====== INPUT DATA

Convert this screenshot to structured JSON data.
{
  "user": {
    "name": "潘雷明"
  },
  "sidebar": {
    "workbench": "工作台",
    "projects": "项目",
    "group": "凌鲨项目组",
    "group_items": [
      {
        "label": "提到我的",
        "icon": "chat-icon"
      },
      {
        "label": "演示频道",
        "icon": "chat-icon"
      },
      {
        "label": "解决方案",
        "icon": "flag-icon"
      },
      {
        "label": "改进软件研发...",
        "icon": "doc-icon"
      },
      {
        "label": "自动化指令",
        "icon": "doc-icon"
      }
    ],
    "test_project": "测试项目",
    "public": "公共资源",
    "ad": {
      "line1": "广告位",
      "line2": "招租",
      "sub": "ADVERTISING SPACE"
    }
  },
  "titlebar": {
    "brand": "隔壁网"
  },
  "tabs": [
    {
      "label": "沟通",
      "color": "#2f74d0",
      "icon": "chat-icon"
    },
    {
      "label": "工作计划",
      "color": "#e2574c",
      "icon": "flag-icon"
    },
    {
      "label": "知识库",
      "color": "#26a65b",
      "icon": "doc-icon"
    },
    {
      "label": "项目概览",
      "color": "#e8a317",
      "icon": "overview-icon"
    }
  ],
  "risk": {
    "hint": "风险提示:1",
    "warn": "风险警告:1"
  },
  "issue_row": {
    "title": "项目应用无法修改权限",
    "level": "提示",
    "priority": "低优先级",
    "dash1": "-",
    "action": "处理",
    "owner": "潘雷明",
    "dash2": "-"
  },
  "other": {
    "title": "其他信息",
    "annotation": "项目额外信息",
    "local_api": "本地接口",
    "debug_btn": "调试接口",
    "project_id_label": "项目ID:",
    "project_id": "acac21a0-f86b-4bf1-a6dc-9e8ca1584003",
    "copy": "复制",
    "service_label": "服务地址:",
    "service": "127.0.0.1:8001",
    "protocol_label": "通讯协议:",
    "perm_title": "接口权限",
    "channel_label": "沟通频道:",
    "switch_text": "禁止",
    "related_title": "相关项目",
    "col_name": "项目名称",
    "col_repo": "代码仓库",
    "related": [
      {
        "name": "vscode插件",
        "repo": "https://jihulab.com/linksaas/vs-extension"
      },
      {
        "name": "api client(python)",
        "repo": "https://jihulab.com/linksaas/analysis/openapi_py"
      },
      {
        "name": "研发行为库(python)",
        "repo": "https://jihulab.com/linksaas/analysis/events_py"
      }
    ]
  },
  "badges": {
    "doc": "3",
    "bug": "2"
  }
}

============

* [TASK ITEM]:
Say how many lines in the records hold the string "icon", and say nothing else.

* [SOLUTION BELOW]:
9